:: EXERCISE AIM ::
From the entries below, copy every line where the string "JSON" appears.

:: SOURCE MATERIAL ::
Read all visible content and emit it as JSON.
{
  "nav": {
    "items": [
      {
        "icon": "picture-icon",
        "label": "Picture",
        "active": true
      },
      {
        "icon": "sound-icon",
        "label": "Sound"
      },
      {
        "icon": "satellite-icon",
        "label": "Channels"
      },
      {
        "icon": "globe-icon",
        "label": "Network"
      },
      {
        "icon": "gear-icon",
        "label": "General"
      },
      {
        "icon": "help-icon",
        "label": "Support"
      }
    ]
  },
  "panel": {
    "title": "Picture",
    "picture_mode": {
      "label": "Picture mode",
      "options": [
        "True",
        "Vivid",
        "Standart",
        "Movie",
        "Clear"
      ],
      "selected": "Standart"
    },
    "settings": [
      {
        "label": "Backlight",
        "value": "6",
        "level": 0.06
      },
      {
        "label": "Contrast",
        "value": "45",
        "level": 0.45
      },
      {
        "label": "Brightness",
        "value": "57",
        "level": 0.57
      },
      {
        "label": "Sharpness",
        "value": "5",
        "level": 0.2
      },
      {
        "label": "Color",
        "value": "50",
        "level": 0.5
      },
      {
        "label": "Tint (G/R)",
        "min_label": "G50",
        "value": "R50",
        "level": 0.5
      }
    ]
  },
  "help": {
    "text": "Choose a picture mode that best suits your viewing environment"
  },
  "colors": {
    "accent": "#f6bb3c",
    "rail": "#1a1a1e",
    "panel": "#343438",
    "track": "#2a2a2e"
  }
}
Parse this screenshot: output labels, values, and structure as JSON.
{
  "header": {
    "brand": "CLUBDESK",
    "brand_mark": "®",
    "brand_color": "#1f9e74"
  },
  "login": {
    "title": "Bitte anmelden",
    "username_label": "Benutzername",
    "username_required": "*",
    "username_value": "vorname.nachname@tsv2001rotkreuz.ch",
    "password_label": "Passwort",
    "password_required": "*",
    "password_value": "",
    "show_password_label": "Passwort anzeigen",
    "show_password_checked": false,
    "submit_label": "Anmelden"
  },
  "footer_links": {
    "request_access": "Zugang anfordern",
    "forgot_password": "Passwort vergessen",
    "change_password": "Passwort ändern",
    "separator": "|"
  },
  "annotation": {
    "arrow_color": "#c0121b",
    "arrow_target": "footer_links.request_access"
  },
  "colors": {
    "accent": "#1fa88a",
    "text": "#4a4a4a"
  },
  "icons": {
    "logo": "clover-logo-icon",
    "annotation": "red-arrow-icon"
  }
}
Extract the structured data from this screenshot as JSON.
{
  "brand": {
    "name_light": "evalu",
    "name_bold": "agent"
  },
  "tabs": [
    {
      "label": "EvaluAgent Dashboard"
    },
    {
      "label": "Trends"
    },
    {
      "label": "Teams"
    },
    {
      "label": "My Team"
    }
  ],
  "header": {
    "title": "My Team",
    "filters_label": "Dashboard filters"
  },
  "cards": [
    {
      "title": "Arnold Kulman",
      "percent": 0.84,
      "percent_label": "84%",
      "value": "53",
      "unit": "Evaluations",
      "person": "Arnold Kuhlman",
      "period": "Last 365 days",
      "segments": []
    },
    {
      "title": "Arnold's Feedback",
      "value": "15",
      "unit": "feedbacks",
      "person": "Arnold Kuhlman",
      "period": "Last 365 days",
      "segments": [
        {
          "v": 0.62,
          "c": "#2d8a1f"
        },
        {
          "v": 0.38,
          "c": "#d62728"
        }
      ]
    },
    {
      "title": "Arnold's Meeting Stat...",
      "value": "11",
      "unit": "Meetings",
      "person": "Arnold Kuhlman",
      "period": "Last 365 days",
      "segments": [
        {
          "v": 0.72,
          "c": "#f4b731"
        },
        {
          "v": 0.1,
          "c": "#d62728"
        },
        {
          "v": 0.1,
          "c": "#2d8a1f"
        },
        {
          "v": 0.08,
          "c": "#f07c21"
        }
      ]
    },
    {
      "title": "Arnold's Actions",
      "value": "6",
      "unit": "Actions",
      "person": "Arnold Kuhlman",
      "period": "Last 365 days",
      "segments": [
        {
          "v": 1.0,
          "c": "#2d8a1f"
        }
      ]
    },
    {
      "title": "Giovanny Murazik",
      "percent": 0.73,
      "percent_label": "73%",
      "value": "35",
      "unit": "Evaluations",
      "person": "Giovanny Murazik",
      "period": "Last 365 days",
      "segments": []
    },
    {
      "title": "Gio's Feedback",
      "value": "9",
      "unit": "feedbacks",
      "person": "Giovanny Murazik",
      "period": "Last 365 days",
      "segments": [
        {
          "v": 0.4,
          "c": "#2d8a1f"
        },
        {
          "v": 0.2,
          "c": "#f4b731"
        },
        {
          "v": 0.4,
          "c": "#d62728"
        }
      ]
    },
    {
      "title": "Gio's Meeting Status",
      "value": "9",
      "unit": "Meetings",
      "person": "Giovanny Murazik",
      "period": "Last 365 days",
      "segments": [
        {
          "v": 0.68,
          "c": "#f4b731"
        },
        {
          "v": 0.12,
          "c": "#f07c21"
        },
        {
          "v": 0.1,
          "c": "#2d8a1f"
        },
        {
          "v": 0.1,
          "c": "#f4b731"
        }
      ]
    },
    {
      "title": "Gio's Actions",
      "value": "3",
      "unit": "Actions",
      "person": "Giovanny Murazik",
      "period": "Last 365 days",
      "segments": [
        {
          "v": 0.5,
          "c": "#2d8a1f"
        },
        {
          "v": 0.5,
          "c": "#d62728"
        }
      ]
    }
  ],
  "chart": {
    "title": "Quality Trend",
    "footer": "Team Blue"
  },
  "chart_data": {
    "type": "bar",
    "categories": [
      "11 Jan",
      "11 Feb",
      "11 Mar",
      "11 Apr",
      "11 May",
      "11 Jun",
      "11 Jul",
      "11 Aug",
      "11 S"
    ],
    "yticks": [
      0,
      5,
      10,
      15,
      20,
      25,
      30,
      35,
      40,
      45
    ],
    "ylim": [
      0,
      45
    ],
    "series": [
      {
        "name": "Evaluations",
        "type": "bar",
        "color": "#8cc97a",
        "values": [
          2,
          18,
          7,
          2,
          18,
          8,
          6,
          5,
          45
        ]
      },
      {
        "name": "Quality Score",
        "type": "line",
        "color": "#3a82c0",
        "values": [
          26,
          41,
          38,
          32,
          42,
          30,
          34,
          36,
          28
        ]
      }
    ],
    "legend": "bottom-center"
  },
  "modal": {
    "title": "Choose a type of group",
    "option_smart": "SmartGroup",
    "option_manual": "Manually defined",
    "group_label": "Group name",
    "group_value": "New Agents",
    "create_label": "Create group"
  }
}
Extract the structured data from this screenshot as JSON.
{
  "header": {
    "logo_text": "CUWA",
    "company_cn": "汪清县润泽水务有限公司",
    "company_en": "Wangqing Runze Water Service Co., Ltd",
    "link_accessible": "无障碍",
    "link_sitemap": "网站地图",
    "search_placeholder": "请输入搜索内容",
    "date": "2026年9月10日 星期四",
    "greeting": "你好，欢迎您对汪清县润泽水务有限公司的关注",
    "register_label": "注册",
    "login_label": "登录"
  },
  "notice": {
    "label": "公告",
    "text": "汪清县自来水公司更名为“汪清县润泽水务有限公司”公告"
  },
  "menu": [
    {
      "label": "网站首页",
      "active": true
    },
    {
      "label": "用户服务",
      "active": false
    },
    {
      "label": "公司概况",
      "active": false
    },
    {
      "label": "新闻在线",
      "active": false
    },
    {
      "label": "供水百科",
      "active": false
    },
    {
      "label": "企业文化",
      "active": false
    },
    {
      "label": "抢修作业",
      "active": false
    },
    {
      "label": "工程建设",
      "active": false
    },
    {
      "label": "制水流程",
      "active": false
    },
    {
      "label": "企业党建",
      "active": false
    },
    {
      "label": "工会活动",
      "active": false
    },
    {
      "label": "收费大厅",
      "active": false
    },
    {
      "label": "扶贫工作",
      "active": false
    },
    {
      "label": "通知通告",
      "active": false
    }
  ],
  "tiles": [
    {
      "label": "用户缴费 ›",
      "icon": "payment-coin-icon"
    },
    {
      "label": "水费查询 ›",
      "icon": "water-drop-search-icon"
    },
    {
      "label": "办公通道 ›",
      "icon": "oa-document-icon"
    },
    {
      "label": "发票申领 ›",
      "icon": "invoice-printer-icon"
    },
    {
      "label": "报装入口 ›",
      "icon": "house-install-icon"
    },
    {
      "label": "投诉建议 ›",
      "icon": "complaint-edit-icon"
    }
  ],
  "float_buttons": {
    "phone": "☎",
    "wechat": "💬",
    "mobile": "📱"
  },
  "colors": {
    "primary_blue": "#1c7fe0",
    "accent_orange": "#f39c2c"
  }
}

:: PROBLEM SOLUTION ::
Read all visible content and emit it as JSON.
Parse this screenshot: output labels, values, and structure as JSON.
Extract the structured data from this screenshot as JSON.
Extract the structured data from this screenshot as JSON.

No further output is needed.